Then there’s part three. If you haven’t read the book yet, I suggest you turn away now. This will ruin it for you.
The real horror does not happen until the cameras turn off. Everyone leaves the family alone in the aftermath. The church abandons the dad who is angry and sues them and the television company. The mom is tired and quiet. Marjorie goes back to listening to her headphones. Merry continues to be unabashedly eight and I love her for it. We find out now why Merry is alone as an adult. They’re all dead. The police report says that her father poisoned them all except Merry and you can believe it because he is obviously not okay. When the emails are revealed, showing correspondence between the dad and a crazy baptist minister ending with “you know what you have to do,” that all but confirms the outcome. That is, until Marjorie calls Merry into her room one evening before dinner. She tells Merry she is afraid. Their father shows all the signs of wanting to kill them all, and she has a plan. Marjorie says she’s found a shrine downstairs. On this shrine she found a bottle of white powder.
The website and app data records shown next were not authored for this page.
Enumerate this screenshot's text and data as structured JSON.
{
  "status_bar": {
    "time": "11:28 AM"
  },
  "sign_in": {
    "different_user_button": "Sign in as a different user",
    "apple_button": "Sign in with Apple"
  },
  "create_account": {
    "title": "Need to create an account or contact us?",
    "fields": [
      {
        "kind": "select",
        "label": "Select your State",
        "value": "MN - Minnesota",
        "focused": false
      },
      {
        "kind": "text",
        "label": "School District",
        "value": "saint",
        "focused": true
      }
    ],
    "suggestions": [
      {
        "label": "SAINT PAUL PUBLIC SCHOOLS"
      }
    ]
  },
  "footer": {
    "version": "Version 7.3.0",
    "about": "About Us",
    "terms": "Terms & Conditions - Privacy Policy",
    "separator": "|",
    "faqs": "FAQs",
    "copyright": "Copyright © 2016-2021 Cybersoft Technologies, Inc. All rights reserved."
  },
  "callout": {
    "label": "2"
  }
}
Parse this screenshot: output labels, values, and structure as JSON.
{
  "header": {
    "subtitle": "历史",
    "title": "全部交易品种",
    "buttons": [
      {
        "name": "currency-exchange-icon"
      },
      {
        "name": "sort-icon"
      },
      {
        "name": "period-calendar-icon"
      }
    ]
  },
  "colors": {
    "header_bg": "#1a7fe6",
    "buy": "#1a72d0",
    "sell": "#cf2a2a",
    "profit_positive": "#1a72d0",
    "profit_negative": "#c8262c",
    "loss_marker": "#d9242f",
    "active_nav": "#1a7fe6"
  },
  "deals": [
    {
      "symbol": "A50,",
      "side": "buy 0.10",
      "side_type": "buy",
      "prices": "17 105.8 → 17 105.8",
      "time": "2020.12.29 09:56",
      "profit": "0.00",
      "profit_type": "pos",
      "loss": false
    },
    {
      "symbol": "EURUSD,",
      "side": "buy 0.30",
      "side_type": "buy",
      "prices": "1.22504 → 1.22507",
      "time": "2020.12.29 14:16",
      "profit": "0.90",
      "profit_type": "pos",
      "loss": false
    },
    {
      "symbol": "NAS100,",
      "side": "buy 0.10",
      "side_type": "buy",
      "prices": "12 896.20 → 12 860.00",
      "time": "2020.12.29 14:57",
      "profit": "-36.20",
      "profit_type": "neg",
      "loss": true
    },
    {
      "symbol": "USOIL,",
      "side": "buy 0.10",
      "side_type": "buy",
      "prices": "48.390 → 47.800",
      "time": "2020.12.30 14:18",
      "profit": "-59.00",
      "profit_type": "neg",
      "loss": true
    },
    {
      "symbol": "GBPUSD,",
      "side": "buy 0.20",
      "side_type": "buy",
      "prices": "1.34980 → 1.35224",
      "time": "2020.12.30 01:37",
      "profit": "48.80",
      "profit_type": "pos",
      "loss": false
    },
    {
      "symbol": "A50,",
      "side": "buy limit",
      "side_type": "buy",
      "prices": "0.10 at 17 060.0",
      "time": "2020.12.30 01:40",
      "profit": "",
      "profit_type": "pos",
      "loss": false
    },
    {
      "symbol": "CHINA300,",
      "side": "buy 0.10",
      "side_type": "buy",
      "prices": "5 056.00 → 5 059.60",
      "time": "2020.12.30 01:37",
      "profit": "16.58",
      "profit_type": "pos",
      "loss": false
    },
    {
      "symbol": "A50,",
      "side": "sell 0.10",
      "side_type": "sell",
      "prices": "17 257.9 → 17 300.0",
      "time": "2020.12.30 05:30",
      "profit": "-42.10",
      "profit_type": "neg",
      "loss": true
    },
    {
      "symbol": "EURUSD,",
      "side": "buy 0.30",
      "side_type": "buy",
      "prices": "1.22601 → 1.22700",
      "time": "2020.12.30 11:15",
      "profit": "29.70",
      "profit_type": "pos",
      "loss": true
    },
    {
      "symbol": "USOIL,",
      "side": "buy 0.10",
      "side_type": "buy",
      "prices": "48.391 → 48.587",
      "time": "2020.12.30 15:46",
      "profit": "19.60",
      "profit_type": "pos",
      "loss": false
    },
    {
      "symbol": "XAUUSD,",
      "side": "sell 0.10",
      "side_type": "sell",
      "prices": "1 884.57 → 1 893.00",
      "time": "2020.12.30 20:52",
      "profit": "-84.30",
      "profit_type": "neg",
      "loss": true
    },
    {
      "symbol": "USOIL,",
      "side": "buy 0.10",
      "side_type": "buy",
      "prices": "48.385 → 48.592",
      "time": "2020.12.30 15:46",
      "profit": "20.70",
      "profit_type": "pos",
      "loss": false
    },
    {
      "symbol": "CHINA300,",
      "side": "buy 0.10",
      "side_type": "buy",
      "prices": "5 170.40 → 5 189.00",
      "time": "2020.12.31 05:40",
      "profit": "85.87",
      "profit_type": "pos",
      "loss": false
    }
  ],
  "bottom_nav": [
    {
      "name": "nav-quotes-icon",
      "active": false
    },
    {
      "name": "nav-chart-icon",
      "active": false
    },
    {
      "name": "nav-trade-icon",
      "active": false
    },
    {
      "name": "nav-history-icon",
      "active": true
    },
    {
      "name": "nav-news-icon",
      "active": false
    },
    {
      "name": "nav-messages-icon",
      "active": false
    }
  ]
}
They’re all in on it. Even mom. They only have one chance.
At this point my head is screaming at Merry. You’re so little and you love your sister, but she is not okay. She is the one you should be afraid of. As Merry pours the powder into the spaghetti sauce (in an amount that Marjorie has told her would only knock their parents out, allowing the kids to escape), I want to physically scream in the dark of my bedroom. At the dinner table, Marjorie laughs as she heaps her plate with spaghetti sauce, making jokes about how Merry doesn’t eat any. This was not part of the plan. Merry watches in silent horror as her entire family dies on the table and she wonders when the powder will wear off, when everyone will wake up.
My heart is broken. This cannot be real. I feel it with Merry as she waits alone in the house for three days. Her adult brain tells her she was in her room when her aunt came over and found her, but in reality, the police found her under the kitchen table hanging onto her mother. There was no shrine. It is unclear where the powder came from. I am sick at my stomach and reeling.
Mr. Tremblay dealt me a mental blow at the end of this book that I was not prepared for and that I, a whole day later, have yet to recover from. I still feel the hollow spot in my chest. In hindsight, I feel like I should have been prepared, but the author is skillful in his attempts at misdirection. If the goal of art is to make you feel something, this book did that and more. I am afraid, in pain, and so sad. Thank you, Mr. Tremblay for showing me that there is still a rug to pull from under my feet, and that I am not done with horror.